January 08, 2024

Where To Place Carbon Monoxide Detectors In Your Chico Home

Residents must defend against numerous risks like burglary, flooding, and fire. But what about a risk that you are unable to see or smell? Carbon monoxide is different from other risks as you may never be aware that it’s there. Nevertheless, installing CO detectors can simply protect your loved ones and property. Find out more about this potentially lethal gas and where to place carbon monoxide detectors in your Chico property.

What Is Carbon Monoxide?

Referred to as the silent killer because of its lack of odor, taste, or color, carbon monoxide is a readily found gas caused by incomplete fuel combustion. Any fuel-consuming appliance like a furnace or fireplace may generate carbon monoxide. While you usually won’t have a problem, complications can crop up when appliances are not regularly maintained or appropriately vented. These mistakes can cause a build-up of this dangerous gas in your interior. Heating appliances and generators are the most consistent culprits for CO poisoning.

When exposed to minute concentrations of CO, you could notice fatigue, headaches, dizziness nausea, or vomiting. Prolonged exposure to elevated levels can cause cardiorespiratory failure, and even death.

Tips For Where To Place Chico Carbon Monoxide Detectors

If you don’t have at least one carbon monoxide detector in your home, buy one today. Preferably, you ought to install one on every floor of your home, including basements. Explore these tips on where to place carbon monoxide detectors in Chico:

  • Put them on each level, especially where you have fuel-burning appliances, such as fireplaces, furnaces, water heaters, and gas dryers.
  • Always install one within 10 feet of sleeping areas. If you only have one CO detector, this is where to put it.
  • install them approximately 10 to 20 feet away from potential CO producing appliances.
  • Avoid affixing them directly above or beside fuel-consuming appliances, as a bit of carbon monoxide might be released when they start and trigger a false alarm.
  • Fasten them to walls approximately five feet off the ground so they may test air where occupants are breathing it.
  • Avoid putting them beside doors or windows and in dead-air places.
  • Put one in areas above garages.

Check your CO detectors often and maintain them in accordance with manufacturer instructions.

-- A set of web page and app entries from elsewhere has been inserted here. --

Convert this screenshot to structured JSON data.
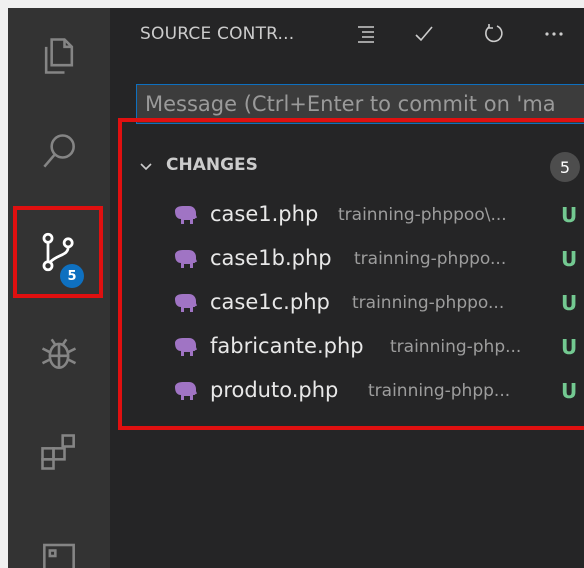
{
  "activity_bar": {
    "items": [
      {
        "name": "explorer-icon"
      },
      {
        "name": "search-icon"
      },
      {
        "name": "source-control-icon",
        "badge": "5",
        "active": true
      },
      {
        "name": "debug-icon"
      },
      {
        "name": "extensions-icon"
      },
      {
        "name": "remote-explorer-icon"
      }
    ]
  },
  "source_control": {
    "title": "SOURCE CONTR...",
    "actions": [
      {
        "name": "view-as-tree-icon"
      },
      {
        "name": "commit-check-icon"
      },
      {
        "name": "refresh-icon"
      },
      {
        "name": "more-actions-icon"
      }
    ],
    "commit_message": {
      "value": "",
      "placeholder": "Message (Ctrl+Enter to commit on 'ma"
    },
    "changes": {
      "label": "CHANGES",
      "count": "5",
      "files": [
        {
          "name": "case1.php",
          "path": "trainning-phppoo\\...",
          "status": "U"
        },
        {
          "name": "case1b.php",
          "path": "trainning-phppo...",
          "status": "U"
        },
        {
          "name": "case1c.php",
          "path": "trainning-phppo...",
          "status": "U"
        },
        {
          "name": "fabricante.php",
          "path": "trainning-php...",
          "status": "U"
        },
        {
          "name": "produto.php",
          "path": "trainning-phpp...",
          "status": "U"
        }
      ]
    }
  },
  "colors": {
    "activity_bar_bg": "#333333",
    "sidebar_bg": "#252526",
    "badge_blue": "#0e70c0",
    "untracked_green": "#73c991",
    "php_icon_purple": "#a074c4",
    "annotation_red": "#e01010"
  }
}
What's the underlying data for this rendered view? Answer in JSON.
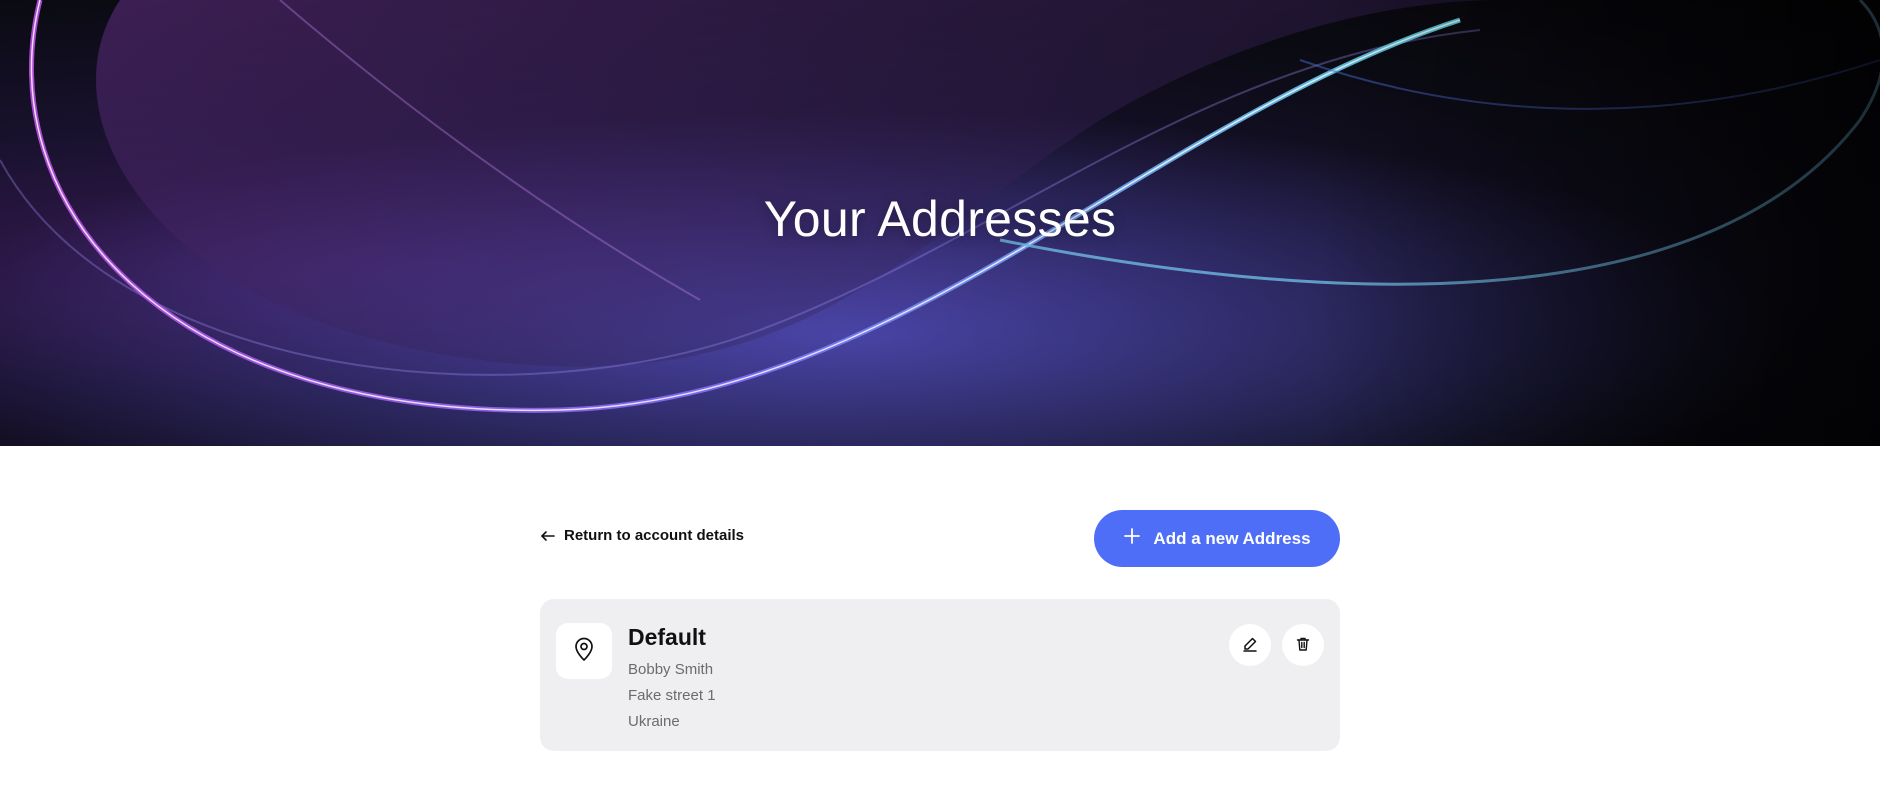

You will typically have to switch them out every five to six years. You should also make certain any fuel-consuming appliances are in in optimal working condition and appropriately vented.